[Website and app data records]
[Start of section]

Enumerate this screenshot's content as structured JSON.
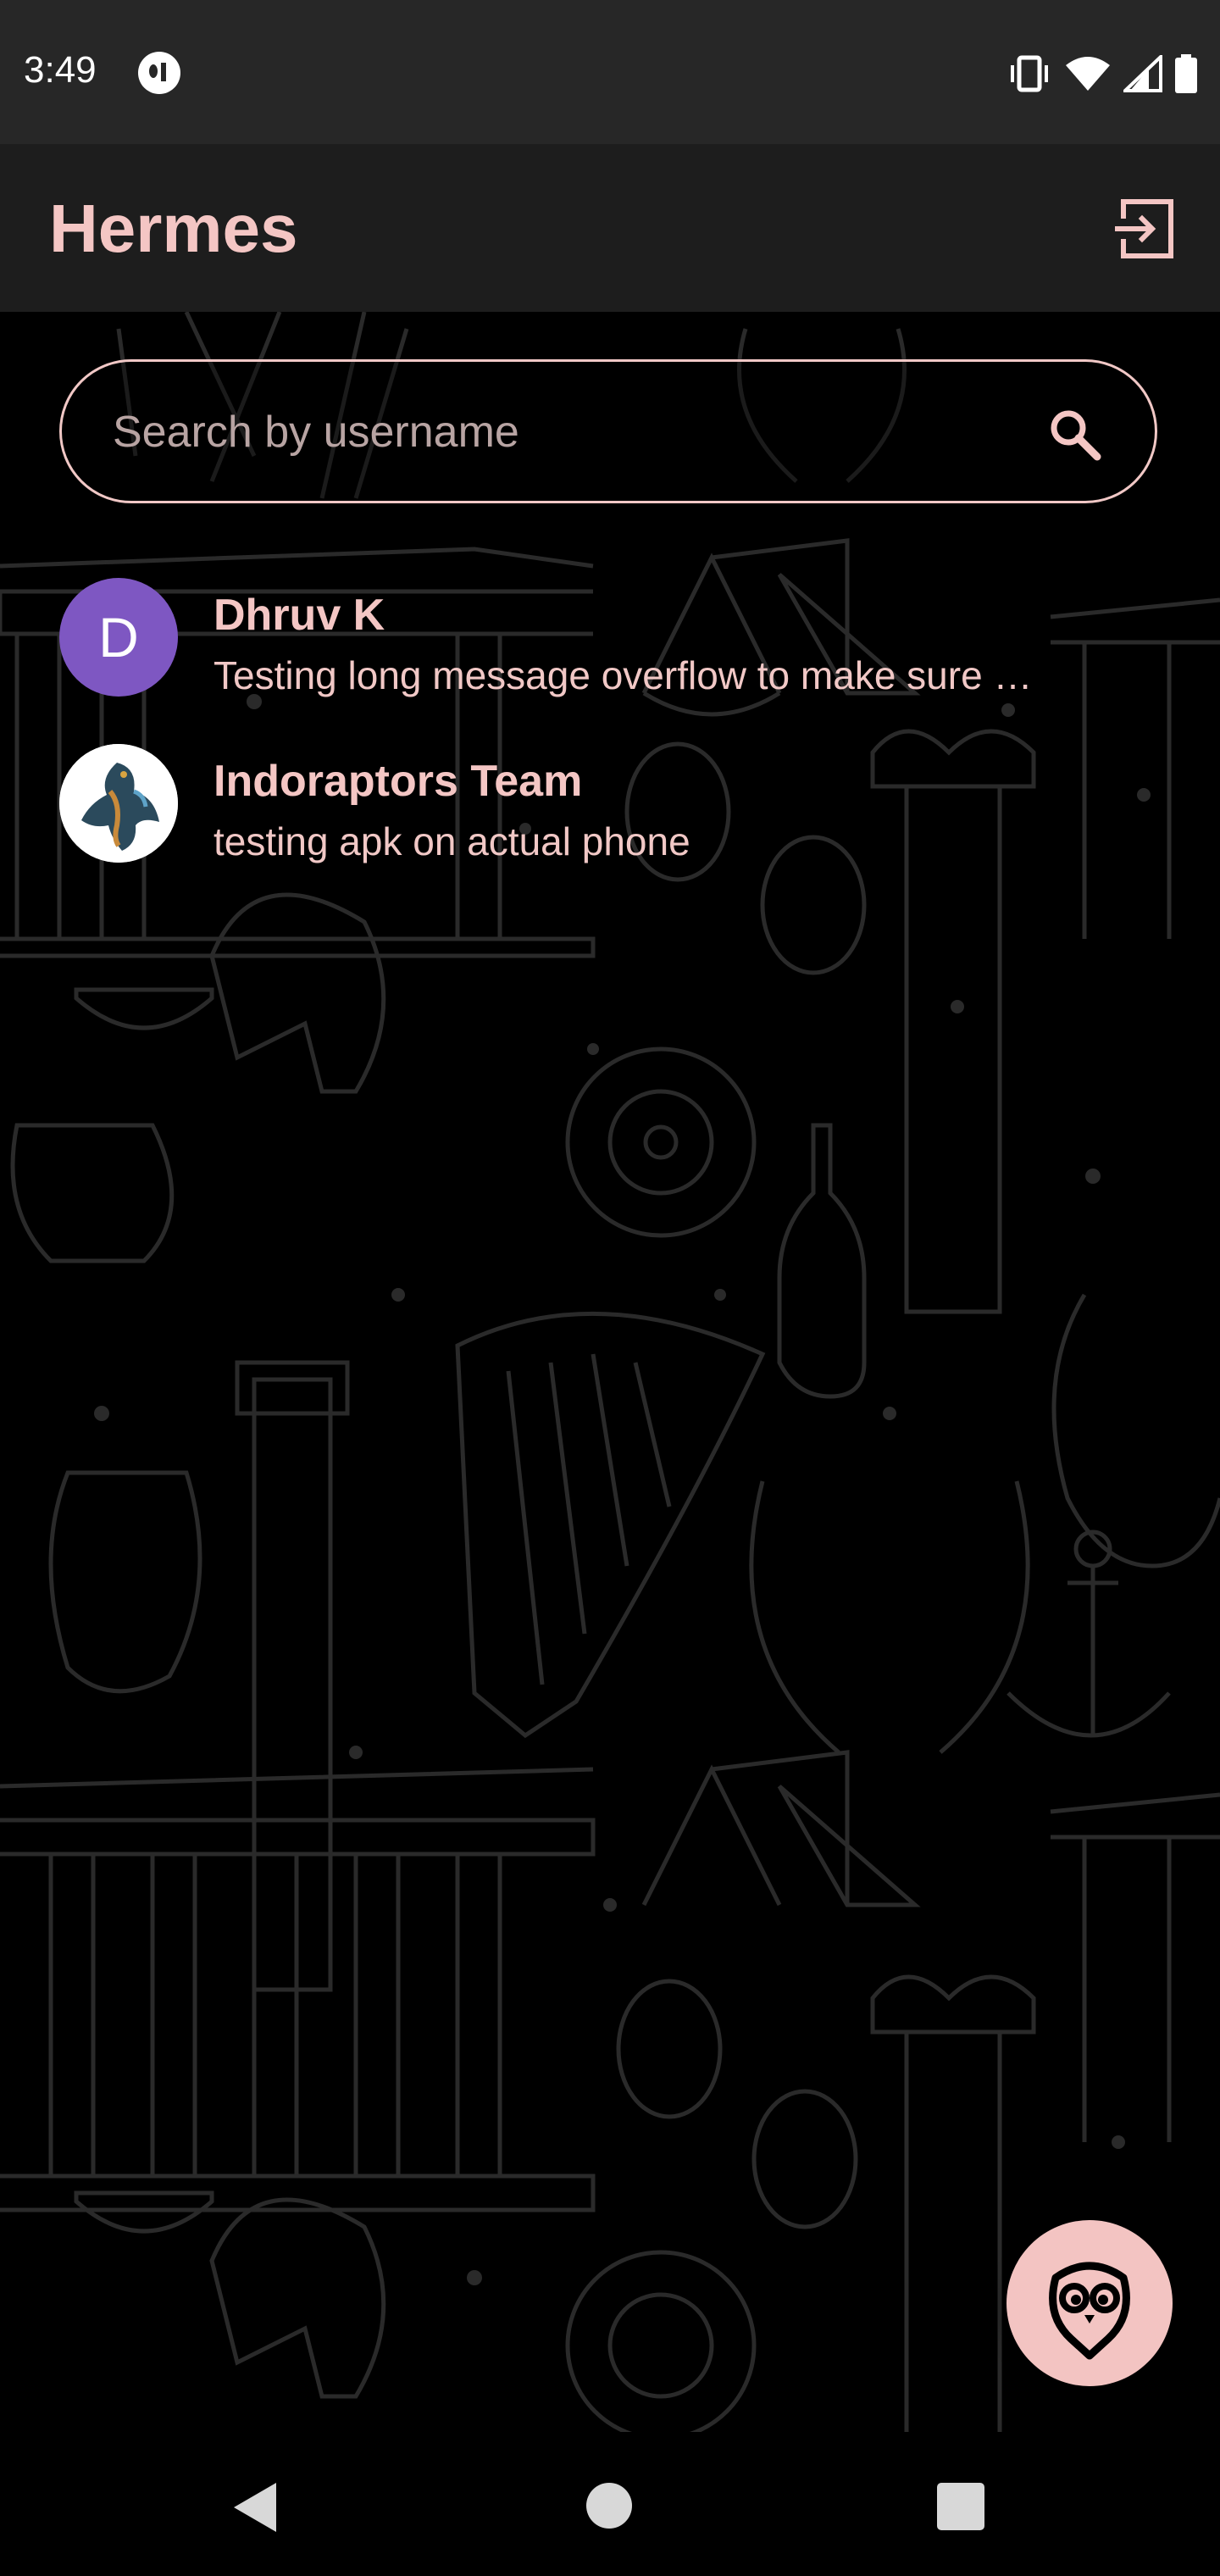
{
  "status_bar": {
    "time": "3:49",
    "icons": [
      "vibrate-icon",
      "wifi-icon",
      "signal-icon",
      "battery-icon"
    ]
  },
  "app_bar": {
    "title": "Hermes",
    "logout_icon": "logout-icon"
  },
  "search": {
    "placeholder": "Search by username",
    "value": "",
    "icon": "search-icon"
  },
  "chats": [
    {
      "avatar_letter": "D",
      "name": "Dhruv K",
      "last_message": "Testing long message overflow to make sure …"
    },
    {
      "avatar_letter": "",
      "name": "Indoraptors Team",
      "last_message": "testing apk on actual phone"
    }
  ],
  "fab": {
    "icon": "owl-icon"
  },
  "nav_bar": {
    "icons": [
      "back-icon",
      "home-icon",
      "recents-icon"
    ]
  },
  "colors": {
    "accent": "#f4c6c4",
    "avatar_purple": "#7e57c2",
    "app_bar_bg": "#1d1d1d",
    "status_bar_bg": "#272727",
    "background": "#000000"
  }
}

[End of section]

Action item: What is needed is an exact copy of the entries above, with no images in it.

Answer section:
Enumerate this screenshot's content as structured JSON.
{
  "status_bar": {
    "time": "3:49",
    "icons": [
      "vibrate-icon",
      "wifi-icon",
      "signal-icon",
      "battery-icon"
    ]
  },
  "app_bar": {
    "title": "Hermes",
    "logout_icon": "logout-icon"
  },
  "search": {
    "placeholder": "Search by username",
    "value": "",
    "icon": "search-icon"
  },
  "chats": [
    {
      "avatar_letter": "D",
      "name": "Dhruv K",
      "last_message": "Testing long message overflow to make sure …"
    },
    {
      "avatar_letter": "",
      "name": "Indoraptors Team",
      "last_message": "testing apk on actual phone"
    }
  ],
  "fab": {
    "icon": "owl-icon"
  },
  "nav_bar": {
    "icons": [
      "back-icon",
      "home-icon",
      "recents-icon"
    ]
  },
  "colors": {
    "accent": "#f4c6c4",
    "avatar_purple": "#7e57c2",
    "app_bar_bg": "#1d1d1d",
    "status_bar_bg": "#272727",
    "background": "#000000"
  }
}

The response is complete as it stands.